Proposition 1 money for water storage can only be used to fund the “public benefits” of water storage projects. And at least half of these benefits must be for improving ecosystem conditions. Other qualifying benefits include flood protection, recreation, emergency supplies and water quality.
Semitropic claims its project will benefit ecosystems by creating a mechanism to “exchange” banked floodwaters for water it buys under contract from the state Department of Water Resources. The contract water originates at Lake Oroville in Northern California and is delivered to Semitropic via the Sacramento-San Joaquin Delta and the California Aqueduct.
The proposed Kettleman Reservoir would be adjacent to the California Aqueduct, and Semitropic proposes to build a conduit that would allow water to be moved back and forth between them.
Semitropic describes a water exchange scenario in which DWR could reduce flood risk in the Delta by delivering excess water down the aqueduct to be stored in Kettleman Reservoir. Semitropic would then give up an equal amount of water under its normal contract deliveries, which DWR could save in Lake Oroville to use as needed for fishery habitat.
Pederson is skeptical of these claims. All the while, he notes, Semitropic would also be exporting Kings River water that could be replenishing aquifers in Kings County.
“We as a board went down and visited Semitropic Water District and came away with a lot of questions with their operation,”Pederson said. “It just appears this is a project that’s trying to access public money to benefit someone other than the public.”
Another concern comes from the Kings River Conservation District, which has a number of responsibilities, including maintaining the river’s levees and channels for both flood control and water delivery. The river channel has limited capacity, and everyone who relies on the channel pays taxes to fund maintenance, said Paul Peschel, the district’s general manager.
Semitropic does not currently pay taxes to maintain the river, Peschel said. So if Semitropic begins tapping Kings River flood flows for its groundwater banking project, that raises a number of questions, Peschel says. How will Semitropic pay for its impact on the river channel and its levees? Will there be channel capacity left for people who do support the district and need to access their own water? If not, can the channel be enlarged?

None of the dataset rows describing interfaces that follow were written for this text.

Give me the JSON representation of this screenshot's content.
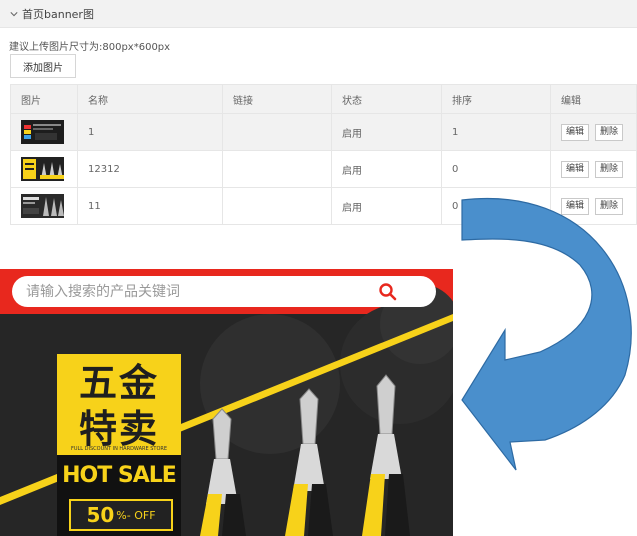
{
  "section": {
    "title": "首页banner图",
    "chevron_icon": "chevron-down-icon"
  },
  "hint": "建议上传图片尺寸为:800px*600px",
  "add_button": "添加图片",
  "table": {
    "headers": [
      "图片",
      "名称",
      "链接",
      "状态",
      "排序",
      "编辑"
    ],
    "rows": [
      {
        "name": "1",
        "link": "",
        "status": "启用",
        "order": "1",
        "edit": "编辑",
        "delete": "删除"
      },
      {
        "name": "12312",
        "link": "",
        "status": "启用",
        "order": "0",
        "edit": "编辑",
        "delete": "删除"
      },
      {
        "name": "11",
        "link": "",
        "status": "启用",
        "order": "0",
        "edit": "编辑",
        "delete": "删除"
      }
    ]
  },
  "preview": {
    "search_placeholder": "请输入搜索的产品关键词",
    "search_icon": "search-icon",
    "title_line1": "五金",
    "title_line2": "特卖",
    "subtitle": "FULL DISCOUNT IN HARDWARE STORE",
    "hot_sale": "HOT SALE",
    "discount_num": "50",
    "discount_text": "%- OFF"
  },
  "colors": {
    "red_bar": "#e8281e",
    "yellow": "#f7d21a",
    "arrow_blue": "#4a8fcc"
  }
}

And who should pay for that?
“I wouldn’t say we’re opposed to it. Until we get more answers, it’s hard to say,” said Peschel.
He recently signed a joint letter with the Kings River Water Association that raises a number of questions about the project, including concerns about water availability for several irrigation districts that depend on the Kings River.
“I would say there’s concern in general, across the region, that there may not be sufficient water to support as many projects as there are being looked at,” Peschel said. “If you aren’t communicating and working together, you could be making it very expensive for everyone, potentially.”